We all do this - we need something done, so we turn to the person we're talking to and ask, "Can you just do this for me?" We ask doctors at parties for advice about a weird pain in our arm, we ask our friend the designer to make us a logo. We really do know that what we're asking isn't just one simple thing, but we've decided to pretend it is. After all, if they asked us we'd...
...but would we, really? How many times have you been approached by someone you know and asked for "just" one thing - you know, something simple like a promotional campaign or an explanation on the best way to do email marketing for their business or how to get a million Twitter followers quickly.
Erika Napoletano (@RedheadWriting) says it bluntly in her article about Theory vs Teaching: How NOT To Give Away Your IP : ...if you keep trolling the interwebz and your local professional events in search of people who will tell you how to blow your business out of the water for free, you’re an asshole.
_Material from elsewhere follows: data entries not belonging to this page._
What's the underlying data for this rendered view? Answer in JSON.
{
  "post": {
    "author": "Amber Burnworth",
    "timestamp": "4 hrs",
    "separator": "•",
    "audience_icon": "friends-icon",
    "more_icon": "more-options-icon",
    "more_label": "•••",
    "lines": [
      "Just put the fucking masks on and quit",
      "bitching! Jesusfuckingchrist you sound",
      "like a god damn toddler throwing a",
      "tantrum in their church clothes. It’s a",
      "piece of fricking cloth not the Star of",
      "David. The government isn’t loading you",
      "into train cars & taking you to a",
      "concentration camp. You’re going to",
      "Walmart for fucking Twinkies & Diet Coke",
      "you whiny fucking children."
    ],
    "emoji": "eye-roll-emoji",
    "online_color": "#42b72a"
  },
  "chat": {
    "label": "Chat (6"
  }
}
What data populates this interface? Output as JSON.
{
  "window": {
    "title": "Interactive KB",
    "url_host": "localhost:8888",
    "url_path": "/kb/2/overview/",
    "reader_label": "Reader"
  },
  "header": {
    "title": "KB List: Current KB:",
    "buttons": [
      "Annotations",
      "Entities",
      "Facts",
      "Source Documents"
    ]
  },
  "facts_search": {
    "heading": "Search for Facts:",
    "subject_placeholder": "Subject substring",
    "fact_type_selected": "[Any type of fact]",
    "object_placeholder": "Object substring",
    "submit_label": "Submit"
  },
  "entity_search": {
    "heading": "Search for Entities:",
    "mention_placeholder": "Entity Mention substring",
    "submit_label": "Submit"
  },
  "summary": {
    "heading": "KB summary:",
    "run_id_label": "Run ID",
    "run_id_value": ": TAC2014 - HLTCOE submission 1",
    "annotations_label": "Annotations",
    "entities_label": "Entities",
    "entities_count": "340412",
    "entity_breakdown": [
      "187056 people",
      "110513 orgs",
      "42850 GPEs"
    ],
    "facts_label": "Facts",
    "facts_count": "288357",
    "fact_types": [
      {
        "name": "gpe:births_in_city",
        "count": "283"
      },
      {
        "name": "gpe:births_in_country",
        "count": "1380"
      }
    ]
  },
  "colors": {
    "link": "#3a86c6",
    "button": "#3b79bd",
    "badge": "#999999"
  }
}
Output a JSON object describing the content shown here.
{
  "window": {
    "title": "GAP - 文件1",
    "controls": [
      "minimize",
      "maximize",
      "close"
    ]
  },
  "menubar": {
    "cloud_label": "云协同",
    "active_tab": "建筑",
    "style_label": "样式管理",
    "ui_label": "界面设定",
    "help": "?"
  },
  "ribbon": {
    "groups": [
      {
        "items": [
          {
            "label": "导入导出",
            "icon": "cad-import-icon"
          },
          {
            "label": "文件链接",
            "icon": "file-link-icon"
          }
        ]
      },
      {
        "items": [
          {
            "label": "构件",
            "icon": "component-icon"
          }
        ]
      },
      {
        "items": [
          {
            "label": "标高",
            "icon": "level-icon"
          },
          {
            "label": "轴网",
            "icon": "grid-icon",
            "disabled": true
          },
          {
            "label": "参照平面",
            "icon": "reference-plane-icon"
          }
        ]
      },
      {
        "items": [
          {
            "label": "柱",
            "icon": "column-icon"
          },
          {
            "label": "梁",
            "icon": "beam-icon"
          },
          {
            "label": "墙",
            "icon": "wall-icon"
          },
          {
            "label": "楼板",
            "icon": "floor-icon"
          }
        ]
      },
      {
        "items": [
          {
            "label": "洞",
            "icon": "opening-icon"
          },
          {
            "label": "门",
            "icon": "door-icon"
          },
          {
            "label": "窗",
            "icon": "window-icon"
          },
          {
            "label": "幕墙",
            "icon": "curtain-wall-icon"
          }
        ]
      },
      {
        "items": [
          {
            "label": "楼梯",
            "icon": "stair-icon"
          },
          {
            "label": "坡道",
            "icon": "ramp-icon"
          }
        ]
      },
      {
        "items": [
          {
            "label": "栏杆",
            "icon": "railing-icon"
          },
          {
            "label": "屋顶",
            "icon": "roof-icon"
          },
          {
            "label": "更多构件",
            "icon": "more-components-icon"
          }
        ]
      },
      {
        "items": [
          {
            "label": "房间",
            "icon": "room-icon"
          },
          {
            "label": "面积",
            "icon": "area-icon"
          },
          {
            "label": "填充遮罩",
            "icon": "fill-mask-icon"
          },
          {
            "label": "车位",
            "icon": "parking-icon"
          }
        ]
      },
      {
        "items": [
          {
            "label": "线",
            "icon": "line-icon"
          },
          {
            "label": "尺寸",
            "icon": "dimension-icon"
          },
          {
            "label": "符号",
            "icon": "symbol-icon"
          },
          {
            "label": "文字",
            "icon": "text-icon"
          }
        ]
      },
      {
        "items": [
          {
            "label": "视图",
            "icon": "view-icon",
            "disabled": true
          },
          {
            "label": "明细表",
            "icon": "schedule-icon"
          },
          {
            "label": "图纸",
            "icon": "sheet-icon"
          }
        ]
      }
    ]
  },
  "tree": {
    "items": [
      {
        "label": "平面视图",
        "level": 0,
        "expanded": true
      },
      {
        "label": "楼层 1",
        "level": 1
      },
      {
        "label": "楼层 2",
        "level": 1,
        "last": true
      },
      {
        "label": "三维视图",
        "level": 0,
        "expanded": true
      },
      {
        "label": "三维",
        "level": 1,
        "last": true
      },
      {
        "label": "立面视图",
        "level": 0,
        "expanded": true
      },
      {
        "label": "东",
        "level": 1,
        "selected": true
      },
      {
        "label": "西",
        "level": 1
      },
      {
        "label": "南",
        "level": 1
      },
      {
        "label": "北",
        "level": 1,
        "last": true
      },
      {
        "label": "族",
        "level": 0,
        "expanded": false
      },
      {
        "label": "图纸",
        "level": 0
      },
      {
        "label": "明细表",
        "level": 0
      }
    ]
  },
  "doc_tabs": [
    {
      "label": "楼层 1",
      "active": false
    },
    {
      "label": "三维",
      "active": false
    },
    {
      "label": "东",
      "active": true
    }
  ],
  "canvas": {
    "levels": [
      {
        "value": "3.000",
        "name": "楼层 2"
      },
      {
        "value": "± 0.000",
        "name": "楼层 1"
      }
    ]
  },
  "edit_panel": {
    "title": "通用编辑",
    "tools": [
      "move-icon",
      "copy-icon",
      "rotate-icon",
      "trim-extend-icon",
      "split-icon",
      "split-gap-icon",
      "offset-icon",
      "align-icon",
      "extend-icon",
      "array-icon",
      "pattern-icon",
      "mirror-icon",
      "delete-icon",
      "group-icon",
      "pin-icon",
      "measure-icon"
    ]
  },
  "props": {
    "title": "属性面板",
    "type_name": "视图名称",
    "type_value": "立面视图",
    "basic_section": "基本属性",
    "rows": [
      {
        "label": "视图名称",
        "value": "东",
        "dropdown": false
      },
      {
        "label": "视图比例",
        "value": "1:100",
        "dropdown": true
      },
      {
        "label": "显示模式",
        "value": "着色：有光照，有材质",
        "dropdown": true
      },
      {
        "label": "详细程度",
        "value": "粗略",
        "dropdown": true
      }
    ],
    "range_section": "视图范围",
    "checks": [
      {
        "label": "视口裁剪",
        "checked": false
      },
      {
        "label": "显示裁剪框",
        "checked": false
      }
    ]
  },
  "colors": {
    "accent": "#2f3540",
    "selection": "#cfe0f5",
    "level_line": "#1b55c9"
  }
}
Let's admit it - we're all assholes from time to time. At some point in time, we've all said, "Can you just...?" even (sometimes, especially) when we know that that "just" isn't simple at all.
On the other hand, how many times have we read articles that tell you customer service is about going above and beyond what the customer needs to really provide excellent service? How many times have we spent hours hand-holding clients, or talking them off the ledge of a really bad idea?
One of my very first clients was extremely needy. I had to spend a lot of extra time on the phone with them, did far more work than the project warranted and in the end...they stiffed me. No pay, no return calls, they blocked my emails and ability to contact them on a shared social network. I learned a very hard lesson with that project. Now, no more hand-holding new clients. They pay me, they get what I promised. That's it. They have to prove themselves to *me* before they'll get that extra time and effort.
Recently I was called by an old friend. She could not pay me, but she needed advice. There was no question in my mind - I immediately helped her out. Luckily, she's also quite sensible and wasn't asking for a ridiculous commitment of time, but even if she was, I'd have jumped to help - because I *know* that if/when I need her help, she'd be there for me to "just" do that one thing.
So, when do we "just" do something?
Here are a few Guidelines you can use to know who you should do "just" one more thing for:
Client Advocates - These people don't just use your services, they sell your services to everyone they encounter. They may be friends, peers and/or customers - they are part of your trusted inner circle. For these people, if you're not going above and beyond, you're missing an opportunity to thank them for all their work on your behalf, and a chance to make them that much more enthused about your services.
Repeat Clients - Despite the fact that competition is tough and there's always someone out there who will lowball, these clients come back over and over. These are the people to whom you first offer new services and goods, and when they ask if you can "just" add on one more thing, it's a good bet that it won't be wasted time.
Referrals - These people have been told that you are really good at what you do. Don't throw the whole book of tricks at them, but this is an incredible opportunity to pull out an extra stop and do that one last thing that will take the edge off their concerns. Get their shoulders to relax in relief, and you've got a client for the long haul.
On the other side of the coin here are some folks for whom "just" one more thing is likely to be a time-sink:
Family - I won't elaborate here. We all know this is true. Family has no idea how *hard* what you do is, because they so often don't really understand what you do. Draw clear lines right at the very start of the project, and be firm that no, you can't "just do one more thing."
On Again-Off Again Clients - These folks ping-pong back and forth looking for the best deal. They love you, until you quote a price, then they insist they can get a better quote down the road. Once they agree, they'll niggle and nag until they've weaseled a whole other project out of you...and they'll be the last ones to pay the bill.
New Clients - This sounds counterintuitive, because of course we want to wow new clients right out of their seats. Well, yes - wow them with what they contracted for and what you promised. Do an *amazing* job at exactly what they asked for. When it's all over and you have that check in your hand, suggest next steps, and be more open to doing just one more thing for them.
As with all things dealing with people, there is no one simple answer for this. The most important thing is to be mindful of who you're willing to do "just" one more thing for, and stick to your guns. And while we're at it, let's be mindful of who *we* ask "Can you just...?"
Sometimes the worst thing you can do is go above and beyond. Sometimes there's no question, you'll do the extra work because the relationship is worth it Knowing the difference is critical to knowing when you can do just one more thing.